With graduation days coming to an end, lots of advice has been passed around. Some of it came from graduation speakers who may have been famous or not so famous, but who sought to pass on some words of timely wisdom — and in such a way that students who have no interest whatsoever in the speech might actually listen.
A friend alerted me to a recent article in the New York Times in which Stephen J. Dubner reminisced about passing on the best advice he’d ever learned. That, naturally, set me to thinking about advice I’ve been given, and its collective worth.
I discovered that much of the advice I’ve been given — when it was clearly labeled as advice — has turned out to be either not so memorable, or not so good. I remember, for example, being told as a young man: “You will find many women in life that you can live with. Marry the one you can’t live without.” That sounds good, but what 20-year-old, testosterone-driven, brain-not-yet-fully-functioning young man can be trusted to make a rational decision about who he can or can’t live without?
The best advice I was given, I think, was either not couched as advice, or it wasn’t spoken at all. Much of it was simply instruction from parents or teachers when I was still very young: “be good,” “play nice,” “show respect to others,” “do your best,” or even “get over it.”
That advice was most effective when I saw it lived out in my parents, my Sunday School teachers, my coaches. I don’t recall either of my parents ever saying “be willing to work hard and do whatever it takes to do what needs to be done,” but I saw them doing it, and it became a part of who I am. I don’t remember them saying “it’s better to help people than to criticize them for needing help,” but I saw them doing it, and I learned.
Some of the best advice I’ve run across as an adult can be found in the simple but profound way Fred Rogers had of helping people understand themselves and appreciate who God had made them to be. For example, in The World According to Mister Rogers: Important Things to Remember, you can find straightforward truths that many people need to hear, things like
Some days, doing “the best we can” may still fall short of what we would like to be able to do, but life isn’t perfect on any front — and doing what we can with what we have is the most we should expect of ourselves or anyone else.

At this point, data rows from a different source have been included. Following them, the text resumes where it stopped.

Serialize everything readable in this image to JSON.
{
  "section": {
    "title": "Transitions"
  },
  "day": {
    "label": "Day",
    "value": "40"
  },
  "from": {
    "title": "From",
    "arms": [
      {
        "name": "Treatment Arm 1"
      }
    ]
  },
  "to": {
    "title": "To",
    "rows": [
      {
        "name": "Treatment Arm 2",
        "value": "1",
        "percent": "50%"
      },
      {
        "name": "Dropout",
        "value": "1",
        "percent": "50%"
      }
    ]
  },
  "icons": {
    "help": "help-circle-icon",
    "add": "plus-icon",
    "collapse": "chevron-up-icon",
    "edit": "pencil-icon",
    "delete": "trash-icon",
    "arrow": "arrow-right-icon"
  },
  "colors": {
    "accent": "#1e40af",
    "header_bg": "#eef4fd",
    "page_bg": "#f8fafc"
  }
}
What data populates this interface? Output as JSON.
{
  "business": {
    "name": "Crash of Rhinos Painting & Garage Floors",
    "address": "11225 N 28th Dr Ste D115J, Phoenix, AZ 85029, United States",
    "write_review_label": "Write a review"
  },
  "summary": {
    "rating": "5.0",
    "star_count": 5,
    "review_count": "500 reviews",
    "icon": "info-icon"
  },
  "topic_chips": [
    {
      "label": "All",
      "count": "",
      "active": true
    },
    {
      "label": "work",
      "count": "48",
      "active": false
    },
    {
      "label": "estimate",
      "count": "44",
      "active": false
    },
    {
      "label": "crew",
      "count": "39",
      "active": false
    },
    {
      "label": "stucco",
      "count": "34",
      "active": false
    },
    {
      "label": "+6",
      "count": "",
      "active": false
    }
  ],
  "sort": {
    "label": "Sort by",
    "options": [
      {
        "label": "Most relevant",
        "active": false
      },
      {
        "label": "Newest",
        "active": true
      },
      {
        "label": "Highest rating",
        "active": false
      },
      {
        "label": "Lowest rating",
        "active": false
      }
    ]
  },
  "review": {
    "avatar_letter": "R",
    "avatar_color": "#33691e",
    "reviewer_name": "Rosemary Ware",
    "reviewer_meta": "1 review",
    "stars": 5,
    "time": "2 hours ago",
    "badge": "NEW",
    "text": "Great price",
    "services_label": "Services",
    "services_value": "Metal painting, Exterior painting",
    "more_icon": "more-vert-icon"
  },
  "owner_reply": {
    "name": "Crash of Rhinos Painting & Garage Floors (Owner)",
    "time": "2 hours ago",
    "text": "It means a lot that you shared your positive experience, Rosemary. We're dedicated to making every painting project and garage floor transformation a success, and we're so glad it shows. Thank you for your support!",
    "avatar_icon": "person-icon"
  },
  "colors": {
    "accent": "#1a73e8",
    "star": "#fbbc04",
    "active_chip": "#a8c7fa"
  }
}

For those of us who had the rare privilege of knowing Fred as a friend, just being around him was a constant lesson in self-understanding and other-appreciation. About 15 years ago now, on a cold day in December, Jan and I visited with him in his tiny office above the Pittsburgh studio where “Mister Rogers’ Neighborhood” was filmed. One of the walls was dominated by a large piece of Chinese calligraphy. He told us it should be translated as “If you want to see yourself clearly, don’t look in muddy water.”
I like the way Mister Rogers served as such a clear reflection of the goodness and potential that lies within each of us, and the way it challenges me to live in a similar fashion. When I think of good advice, I think of that.
OK, readers, it’s your turn: what’s the best advice you’ve ever received? Hit the comment button and share your wisdom — you might just have the word that someone really needs today.